Commentary - Journal of Evolutionary Medicine ( 2022) Volume 10, Issue 4

A systematic review of face processing and the effect of depression and anxiety during pregnancy

Yu Chen*
 
Department of Population Health, University of Oxford, UK
 
*Corresponding Author:
Yu Chen, Department of Population Health, University of Oxford, UK, Email: truelife2010@126.com

Received: 30-Mar-2022, Manuscript No. jem-22- 63304;;Accepted Date: Apr 22, 2022; Editor assigned: 01-Apr-2022, Pre QC No. jem-22- 63304 (PQ); Reviewed: 15-Apr-2022, QC No. jem-22- 63304; Revised: 22-Apr-2022, Manuscript No. jem-22- 63304 (R); Published: 27-Apr-2022, DOI: 10.4303/jem/236057

Commentary

Pregnancy causes significant physical and emotional changes, as well as an increased risk of mental illness. While increasing social support is a common recommendation for lowering such mental health risks, no systematic review or meta-analysis has yet examined the relationship between social support and mental problems during pregnancy.
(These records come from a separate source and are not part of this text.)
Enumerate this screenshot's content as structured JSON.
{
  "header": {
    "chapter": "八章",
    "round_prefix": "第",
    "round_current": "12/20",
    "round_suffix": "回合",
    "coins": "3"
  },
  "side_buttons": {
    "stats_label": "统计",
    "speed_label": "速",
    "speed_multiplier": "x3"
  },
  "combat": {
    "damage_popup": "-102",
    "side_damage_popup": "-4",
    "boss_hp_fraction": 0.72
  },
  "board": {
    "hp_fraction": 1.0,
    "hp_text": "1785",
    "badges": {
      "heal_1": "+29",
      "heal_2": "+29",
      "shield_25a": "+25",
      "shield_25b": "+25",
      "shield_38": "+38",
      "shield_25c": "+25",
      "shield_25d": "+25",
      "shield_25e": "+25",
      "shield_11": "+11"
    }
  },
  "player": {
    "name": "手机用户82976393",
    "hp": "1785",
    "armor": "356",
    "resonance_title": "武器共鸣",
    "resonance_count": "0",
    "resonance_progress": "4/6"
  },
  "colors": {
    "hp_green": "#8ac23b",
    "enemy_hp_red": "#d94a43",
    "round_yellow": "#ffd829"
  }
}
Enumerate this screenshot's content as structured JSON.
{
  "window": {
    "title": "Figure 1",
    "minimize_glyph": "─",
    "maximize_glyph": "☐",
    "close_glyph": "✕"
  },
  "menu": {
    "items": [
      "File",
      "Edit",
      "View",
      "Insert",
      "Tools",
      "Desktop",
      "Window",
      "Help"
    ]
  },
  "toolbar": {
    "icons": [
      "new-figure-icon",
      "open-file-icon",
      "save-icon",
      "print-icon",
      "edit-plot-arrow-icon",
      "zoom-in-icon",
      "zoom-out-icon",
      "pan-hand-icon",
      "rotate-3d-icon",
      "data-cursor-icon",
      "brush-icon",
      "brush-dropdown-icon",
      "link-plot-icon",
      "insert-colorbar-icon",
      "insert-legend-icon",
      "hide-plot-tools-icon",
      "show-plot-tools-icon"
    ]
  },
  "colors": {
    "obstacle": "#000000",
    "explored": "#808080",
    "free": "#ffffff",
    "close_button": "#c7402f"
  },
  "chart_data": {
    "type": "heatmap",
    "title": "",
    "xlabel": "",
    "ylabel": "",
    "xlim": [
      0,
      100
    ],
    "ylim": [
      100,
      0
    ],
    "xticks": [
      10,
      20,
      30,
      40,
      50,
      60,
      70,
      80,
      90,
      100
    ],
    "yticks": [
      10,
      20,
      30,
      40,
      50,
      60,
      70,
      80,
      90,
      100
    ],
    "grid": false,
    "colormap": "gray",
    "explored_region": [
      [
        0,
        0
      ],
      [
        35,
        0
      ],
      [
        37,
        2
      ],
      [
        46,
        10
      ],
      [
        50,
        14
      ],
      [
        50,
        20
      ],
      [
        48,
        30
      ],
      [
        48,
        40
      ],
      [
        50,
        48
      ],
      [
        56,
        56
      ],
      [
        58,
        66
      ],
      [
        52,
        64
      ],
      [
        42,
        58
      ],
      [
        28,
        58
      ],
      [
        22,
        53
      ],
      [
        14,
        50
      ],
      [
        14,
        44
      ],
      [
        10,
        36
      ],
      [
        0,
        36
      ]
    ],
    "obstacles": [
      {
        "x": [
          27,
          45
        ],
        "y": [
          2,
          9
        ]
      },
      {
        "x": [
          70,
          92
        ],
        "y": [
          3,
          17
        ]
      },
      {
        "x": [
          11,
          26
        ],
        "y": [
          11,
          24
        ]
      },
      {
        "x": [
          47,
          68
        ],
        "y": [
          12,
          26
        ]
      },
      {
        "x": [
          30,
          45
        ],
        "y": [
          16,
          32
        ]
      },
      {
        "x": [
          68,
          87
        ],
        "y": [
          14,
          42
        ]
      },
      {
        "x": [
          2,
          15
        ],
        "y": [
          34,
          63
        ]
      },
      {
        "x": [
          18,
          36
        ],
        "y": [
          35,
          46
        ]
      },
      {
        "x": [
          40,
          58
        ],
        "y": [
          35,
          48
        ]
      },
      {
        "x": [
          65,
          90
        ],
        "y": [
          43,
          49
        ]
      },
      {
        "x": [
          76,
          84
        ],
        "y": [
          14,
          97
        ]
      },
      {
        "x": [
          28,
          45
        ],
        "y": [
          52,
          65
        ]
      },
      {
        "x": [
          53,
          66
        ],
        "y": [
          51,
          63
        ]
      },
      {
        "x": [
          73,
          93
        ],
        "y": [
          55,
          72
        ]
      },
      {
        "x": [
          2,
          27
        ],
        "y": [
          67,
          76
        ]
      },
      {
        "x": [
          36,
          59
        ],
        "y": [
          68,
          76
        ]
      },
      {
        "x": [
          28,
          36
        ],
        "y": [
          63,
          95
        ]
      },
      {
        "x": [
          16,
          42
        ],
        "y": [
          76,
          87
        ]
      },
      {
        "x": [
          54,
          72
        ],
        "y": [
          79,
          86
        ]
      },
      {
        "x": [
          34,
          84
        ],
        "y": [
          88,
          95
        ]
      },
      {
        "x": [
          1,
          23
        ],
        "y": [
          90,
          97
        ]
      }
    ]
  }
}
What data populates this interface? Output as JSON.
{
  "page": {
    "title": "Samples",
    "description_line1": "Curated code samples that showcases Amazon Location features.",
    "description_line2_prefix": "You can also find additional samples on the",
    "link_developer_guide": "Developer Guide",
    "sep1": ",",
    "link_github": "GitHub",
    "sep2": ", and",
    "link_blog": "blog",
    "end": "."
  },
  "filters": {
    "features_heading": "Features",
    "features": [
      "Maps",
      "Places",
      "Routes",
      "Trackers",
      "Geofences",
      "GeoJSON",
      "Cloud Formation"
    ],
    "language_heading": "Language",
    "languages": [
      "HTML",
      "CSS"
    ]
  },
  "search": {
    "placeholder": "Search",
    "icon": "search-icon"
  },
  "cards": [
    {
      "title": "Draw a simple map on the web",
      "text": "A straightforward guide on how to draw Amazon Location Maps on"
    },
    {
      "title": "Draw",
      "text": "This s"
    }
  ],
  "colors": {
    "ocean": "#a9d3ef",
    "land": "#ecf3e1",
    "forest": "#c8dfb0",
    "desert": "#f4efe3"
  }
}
Pregnancy is a life-changing event for women of reproductive age. It is accompanied by hormonal changes and can represent a period of increased risk for the development of mental illnesses such as depression, anxiety, and self-harm. Good social support for the pregnant mother reduces this risk and helps to prevent pregnancy complications and adverse birth outcomes. However, no systematic review or meta-analysis has been conducted to investigate the links between social support and mental illness (depression, anxiety, and selfharm) in pregnant women.As a result, the purpose of this systematic review and meta-analysis was to investigate the relationship between social support and mental illness during pregnancy. From the PubMed, Psych Info, MIDIRS, SCOPUS, and CINAHL databases, the review found 67 relevant articles involving 64,449 pregnant women. The narrative review included 45 articles, and the meta-analysis included 45 articles. The majority of the studies included in the narrative synthesis found significant positive associations between low social support and antenatal depression, anxiety, and selfharm during pregnancy. Furthermore, the meta-pooled analysis’s estimates show that low social support has a significant positive association with antenatal depression and anxiety. As a result, maternal health professionals must engage pregnant women in discussions about the level and source of social support they receive. Maternal health professionals may also want to consider encouraging pregnant women’s social networks in order to improve the social support they receive. Policymakers and those involved in maternity care should consider developing targeted social support programmes to aid in the reduction of mental health problems among pregnant women. They are more likely to develop mental health problems such as depression, anxiety, and self-harm; a risk that can be exacerbated by factors such as financial and relationship problems, as well as low social class. Anxiety, depression, and self-harm are the most common mental health issues that pregnant women face. Excess worries, concerns, and fears about pregnancy, childbirth, infant health, and future parenting roles are referred to as antenatal anxiety. Individual studies have reported antenatal anxiety prevalence ranging from 14 to 59 percent, while a meta-analysis estimating the global prevalence of antenatal anxiety found that the pooled prevalence of antenatal anxiety symptoms across all trimesters was 34.4 percent in low to middle-income countries and 19.4 percent in high-income countries. The current systematic review and meta-analysis included 67 articles with 64,449 pregnant women from the 3760 articles identified. The narrative analysis and meta-analysis included 22 and 45 articles, respectively, out of a total of 67 articles. The narrative analysis included 20 articles that reported a significant relationship between low social support and the risk of developing mental health problems during pregnancy. After adjusting for publication bias, the pooled odds ratio of low social support was for studies investigating the relationship between low social support and antenatal depression and for studies investigating the relationship between low social support and antenatal anxiety. Low social support has been linked to an increased risk of depression, anxiety, and selfharm during pregnancy. Policymakers and those involved in maternity care should consider developing targeted social support programmes to aid in the reduction of mental health problems among pregnant women.

Acknowledgment

None.

Conflict of Interest

None.

Copyright: 2022 Yu Chen. This is an open access article distributed under the terms of the Creative Commons Attribution License, which permits unrestricted use, distribution, and reproduction in any medium, provided the original work is properly cited This is an open access article distributed under the terms of the Creative Commons Attribution License, which permits unrestricted use, distribution, and reproduction in any medium, provided the original work is properly cited.